Going further west from the Riviera Maya, one can find more and more archeological sites, and each is unique in its own way, given the fact they were at their best in different times. Also both of the capitals of their respective states, Merida and Campeche have both a lot to offer.
Merida, the capital of Yucatan state, is a beautiful colonial city, with a walkable centre. Full of nice places to have a drink or meal, little parks that provide shade now and then, and an impressive cathedral which was the first cathedral to be finished on the mainland of the Americas. Be sure to go for a walk on Avenida Paseo Montejo, where the wealthy people had their colonial villas. One of the Casas Gemelas was recently opened as a museum and is worth visiting. If you are looking for good food, go to Voltacafé for a tasty breakfast (we tried toast with avocado, goat cheese and cherry tomatoes), La Chaya Maya for a traditional Mexican lunch and MUGY (Museo gastronomico de Yucatan) for a local dinner and nicely done exhibition about spices and how do they use them, reservation recommended. And if you want a change from the Mexican food, go to the German La Bierhaus, complete with draft beer, which is quite rare in Mexico.
The biggest complex of Mayan ruins near Merida is the Uxmal. It has several very well preserved pyramids with beautiful decorations and one of them has the jaguar head as the entrance to its upper part, still very well visible. Other complexes on the Puuc route were closed during the time of our visit.
Another beautiful site is Edzná, closer to Campeche. It is a medium sized complex with a very well preserved main pyramid, unfortunately not possible to climb, but still impressive to look at. At the rear of the complex, there is a structure with astonishingly preserved sculptures of the God of Sun, representing the sunrise and sunset, with colours still visible.

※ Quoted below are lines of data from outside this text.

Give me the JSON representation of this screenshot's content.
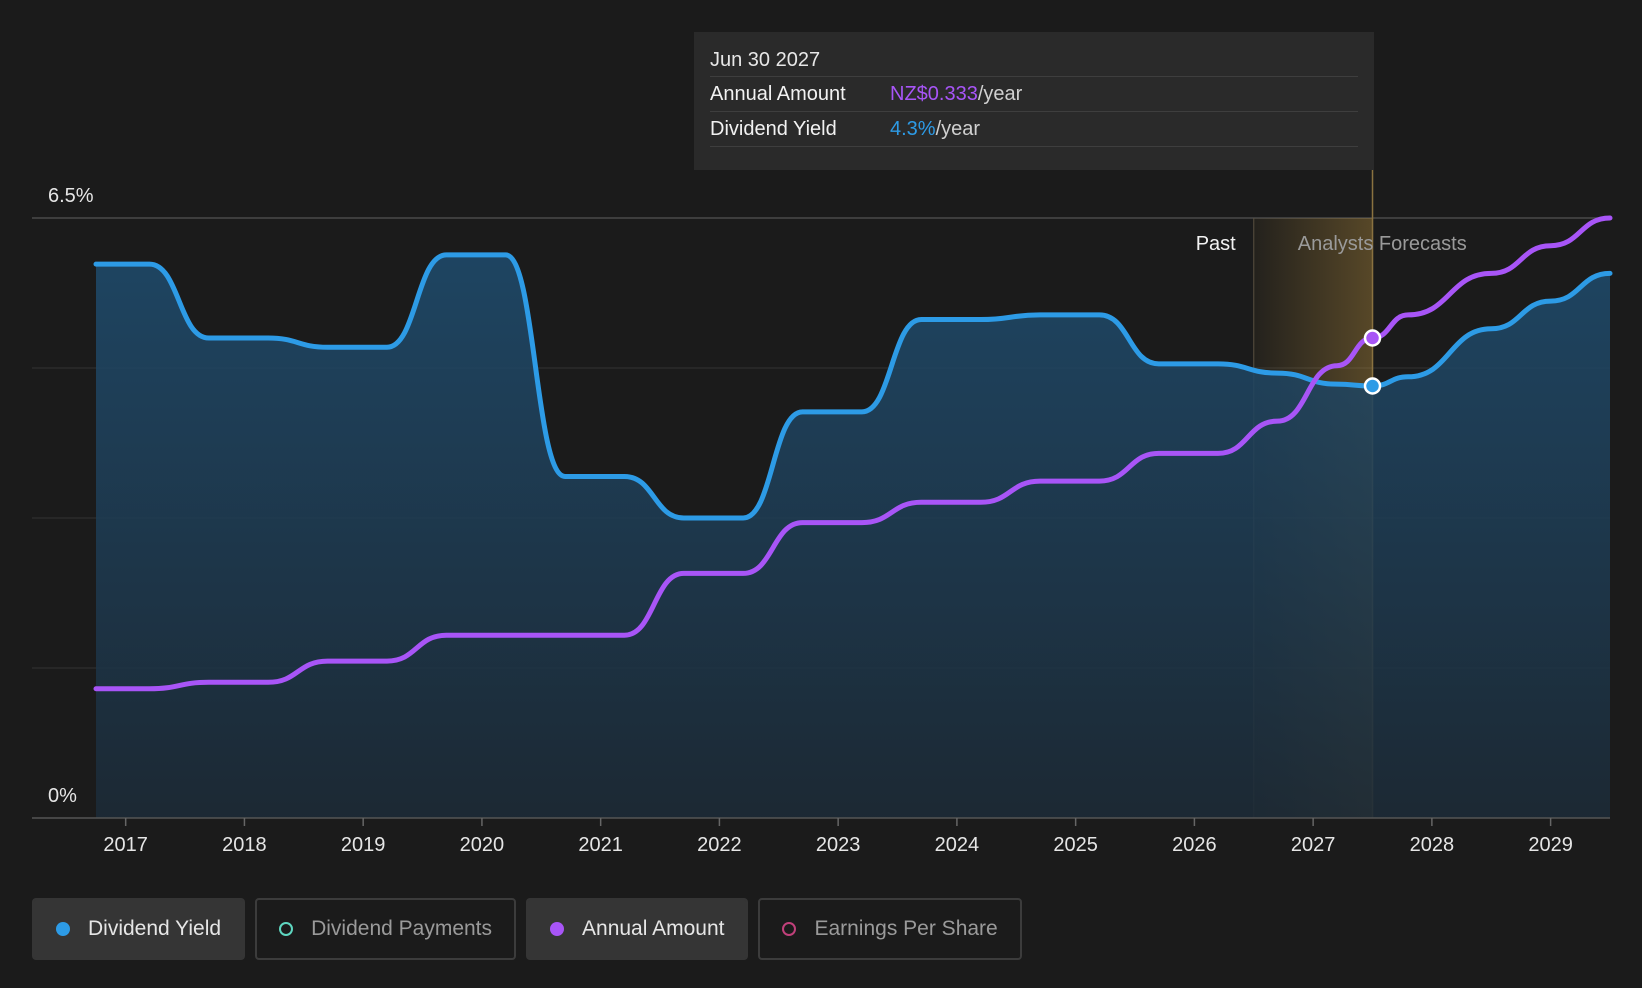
{
  "tooltip": {
    "date": "Jun 30 2027",
    "rows": [
      {
        "label": "Annual Amount",
        "value": "NZ$0.333",
        "unit": "/year"
      },
      {
        "label": "Dividend Yield",
        "value": "4.3%",
        "unit": "/year"
      }
    ]
  },
  "legend": [
    {
      "label": "Dividend Yield",
      "active": true,
      "color": "#2d9be6"
    },
    {
      "label": "Dividend Payments",
      "active": false,
      "color": "#5ed6c0"
    },
    {
      "label": "Annual Amount",
      "active": true,
      "color": "#a855f7"
    },
    {
      "label": "Earnings Per Share",
      "active": false,
      "color": "#c0407a"
    }
  ],
  "colors": {
    "yield": "#2d9be6",
    "amount": "#a855f7",
    "forecast_band": "#c79a3f",
    "background": "#1b1b1b"
  },
  "chart_data": {
    "type": "line",
    "y_axis_labels": [
      "6.5%",
      "0%"
    ],
    "ylim": [
      0,
      6.5
    ],
    "xlim": [
      2016.75,
      2029.5
    ],
    "x_ticks": [
      "2017",
      "2018",
      "2019",
      "2020",
      "2021",
      "2022",
      "2023",
      "2024",
      "2025",
      "2026",
      "2027",
      "2028",
      "2029"
    ],
    "regions": {
      "past_label": "Past",
      "forecast_label": "Analysts Forecasts",
      "forecast_start": 2026.5,
      "hover_x": 2027.5
    },
    "series": [
      {
        "name": "Dividend Yield",
        "color": "#2d9be6",
        "area": true,
        "x": [
          2016.75,
          2017.2,
          2017.7,
          2018.2,
          2018.7,
          2019.2,
          2019.7,
          2020.2,
          2020.7,
          2021.2,
          2021.7,
          2022.2,
          2022.7,
          2023.2,
          2023.7,
          2024.2,
          2024.7,
          2025.2,
          2025.7,
          2026.2,
          2026.7,
          2027.2,
          2027.5,
          2027.8,
          2028.5,
          2029.0,
          2029.5
        ],
        "values": [
          6.0,
          6.0,
          5.2,
          5.2,
          5.1,
          5.1,
          6.1,
          6.1,
          3.7,
          3.7,
          3.25,
          3.25,
          4.4,
          4.4,
          5.4,
          5.4,
          5.45,
          5.45,
          4.92,
          4.92,
          4.82,
          4.7,
          4.68,
          4.78,
          5.3,
          5.6,
          5.9
        ]
      },
      {
        "name": "Annual Amount",
        "color": "#a855f7",
        "area": false,
        "x": [
          2016.75,
          2017.2,
          2017.7,
          2018.2,
          2018.7,
          2019.2,
          2019.7,
          2020.2,
          2020.7,
          2021.2,
          2021.7,
          2022.2,
          2022.7,
          2023.2,
          2023.7,
          2024.2,
          2024.7,
          2025.2,
          2025.7,
          2026.2,
          2026.7,
          2027.2,
          2027.5,
          2027.8,
          2028.5,
          2029.0,
          2029.5
        ],
        "values": [
          1.4,
          1.4,
          1.47,
          1.47,
          1.7,
          1.7,
          1.98,
          1.98,
          1.98,
          1.98,
          2.65,
          2.65,
          3.2,
          3.2,
          3.42,
          3.42,
          3.65,
          3.65,
          3.95,
          3.95,
          4.3,
          4.9,
          5.2,
          5.45,
          5.9,
          6.2,
          6.5
        ]
      }
    ]
  }
}
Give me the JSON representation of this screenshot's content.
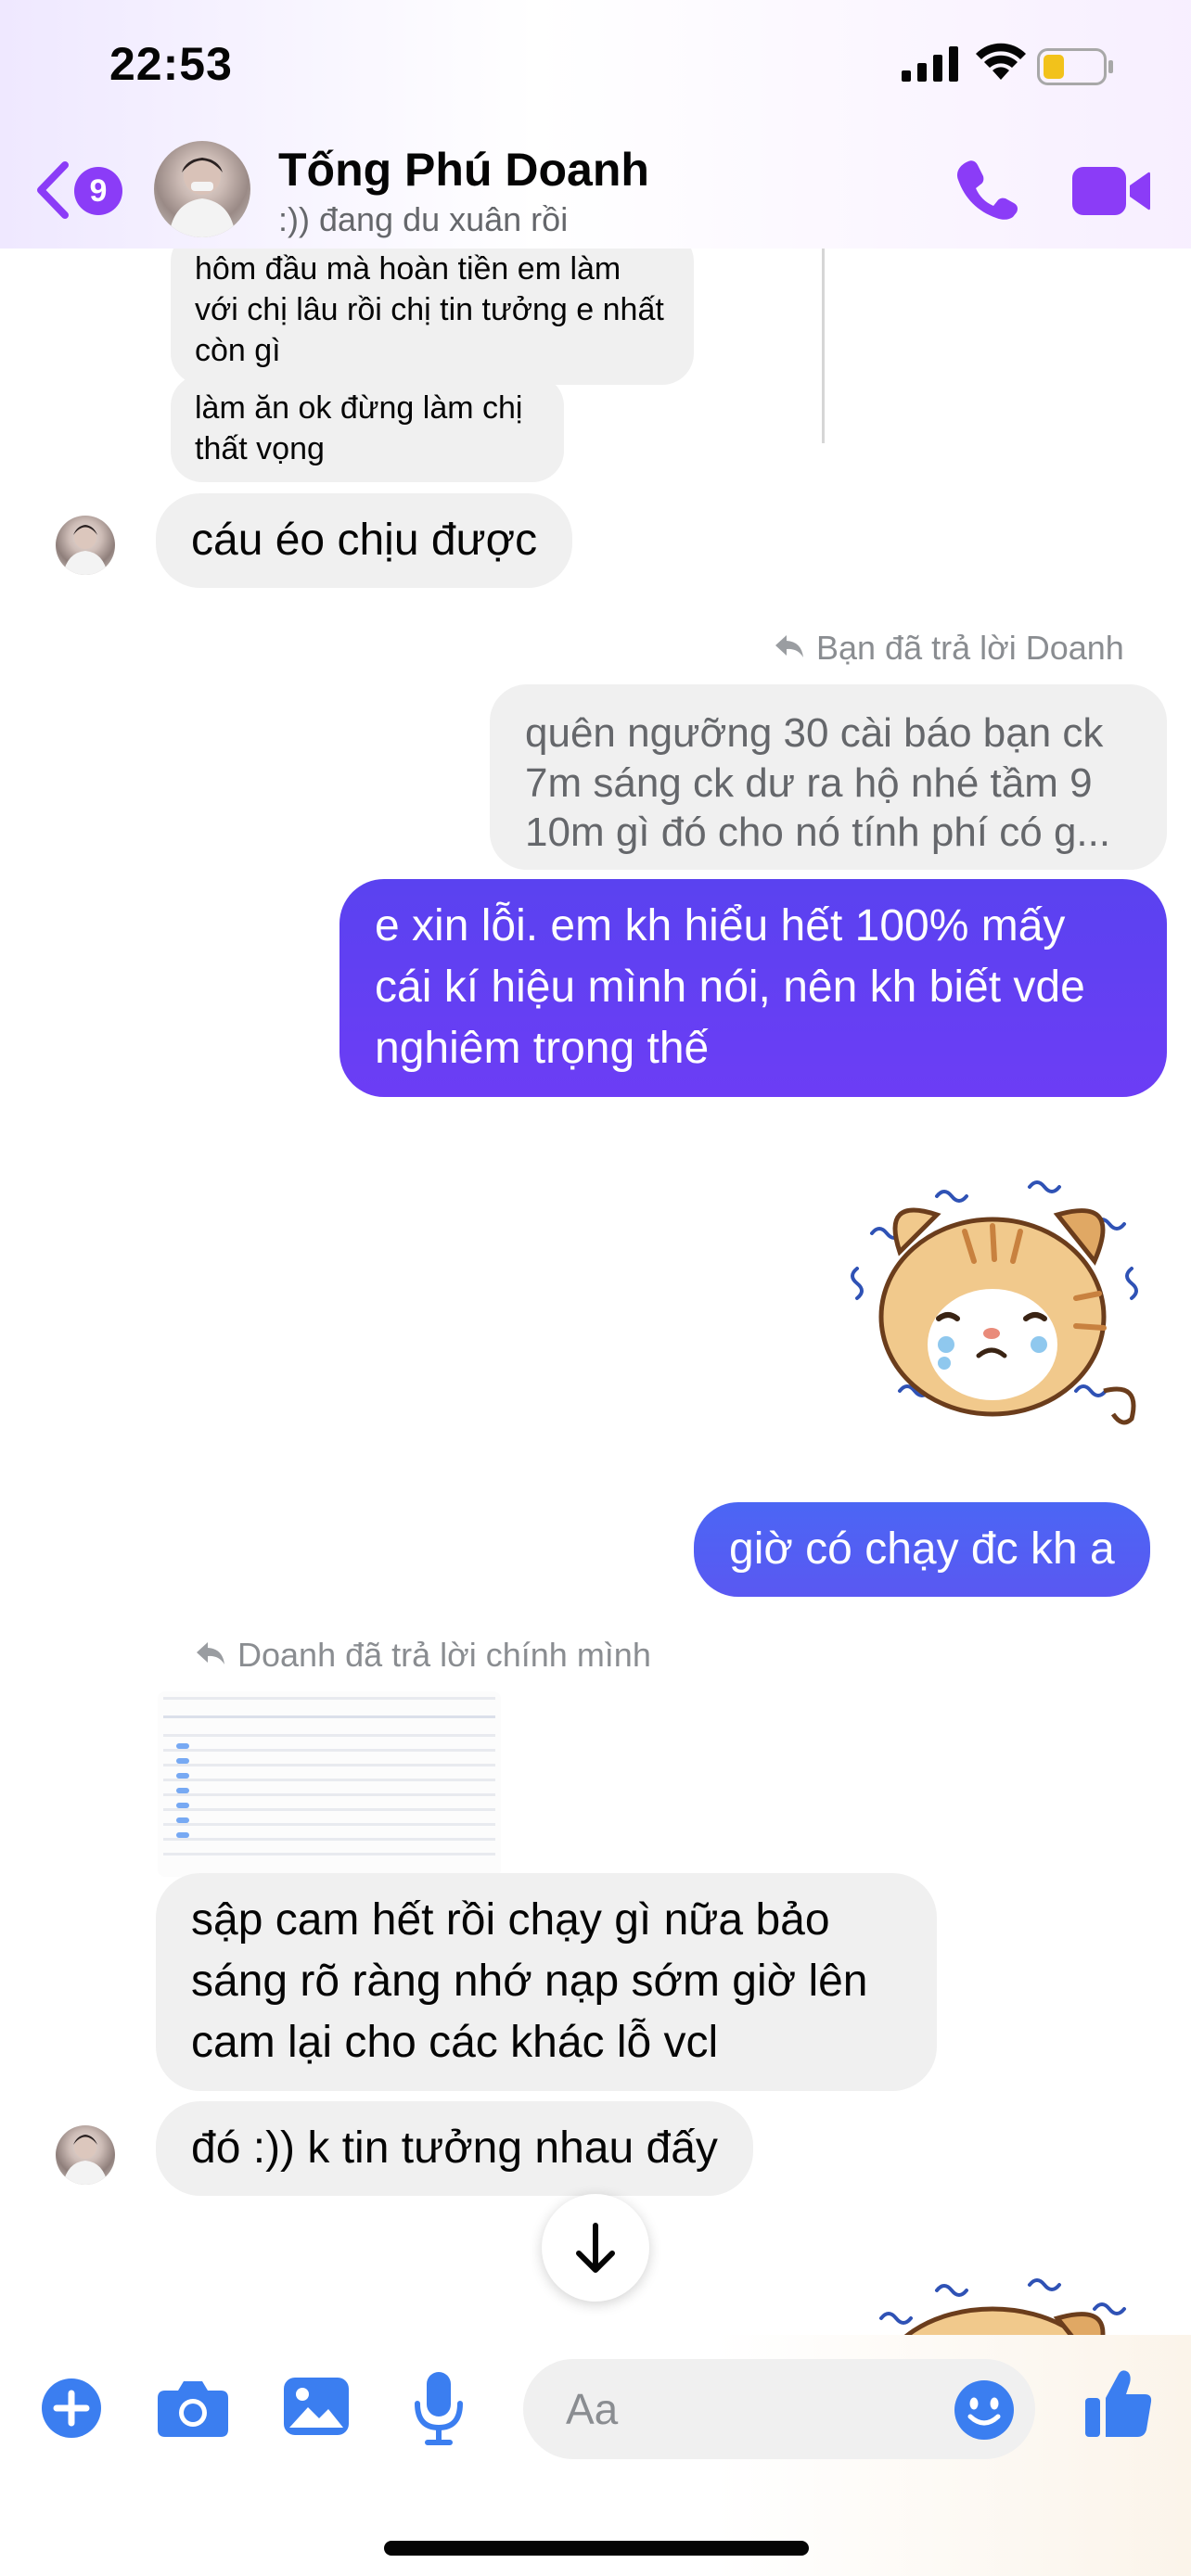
{
  "status_bar": {
    "time": "22:53"
  },
  "header": {
    "unread_count": "9",
    "contact_name": "Tống Phú Doanh",
    "contact_status": ":)) đang du xuân rồi"
  },
  "messages": {
    "m1": "hôm đầu mà hoàn tiền em làm với chị lâu rồi chị tin tưởng e nhất còn gì",
    "m2": "làm ăn ok đừng làm chị thất vọng",
    "m3": "cáu éo chịu được",
    "reply_label_1": "Bạn đã trả lời Doanh",
    "quoted_1": "quên ngưỡng 30 cài báo bạn ck 7m sáng ck dư ra hộ nhé tầm 9 10m gì đó cho nó tính phí có g...",
    "m4": "e xin lỗi. em kh hiểu hết 100% mấy cái kí hiệu mình nói, nên kh biết vde nghiêm trọng thế",
    "m5": "giờ có chạy đc kh a",
    "reply_label_2": "Doanh đã trả lời chính mình",
    "m6": "sập cam hết rồi chạy gì nữa bảo sáng rõ ràng nhớ nạp sớm giờ lên cam lại cho các khác lỗ vcl",
    "m7": "đó :)) k tin tưởng nhau đấy"
  },
  "composer": {
    "placeholder": "Aa"
  },
  "colors": {
    "accent": "#8b3cf7",
    "outgoing_bubble": "#5b42f0",
    "outgoing_bubble_light": "#4f6df5",
    "incoming_bubble": "#f0f0f0",
    "composer_icons": "#3b7ef0"
  },
  "icons": [
    "signal-icon",
    "wifi-icon",
    "battery-icon",
    "chevron-left-icon",
    "phone-icon",
    "video-camera-icon",
    "reply-arrow-icon",
    "arrow-down-icon",
    "plus-icon",
    "camera-icon",
    "image-icon",
    "microphone-icon",
    "emoji-icon",
    "thumbs-up-icon"
  ]
}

San Francisco de Campeche, or simply Campeche, as everyone calls it, sits by the Mexican Gulf, and has a beautiful city centre still enclosed in city walls. These used to extend even into the sea. Now, a part of them is walkable and so one can see the city from above. Get lost in the streets full of one-storey colourful houses and an occasional bar with an inner courtyard, where locals gather to spend some nice lively evening. There is also a cathedral on the main square, looking particularly beautiful at night, and a calm promenade alongside the sea. A Mayan history museum about the could be found a bit south from the city, showcasing objects found in various archaeological sites, with a very interesting yet short description. We also learned quite a lot about the Mayas, as we didn’t know almost anything about their way of life, customs or science.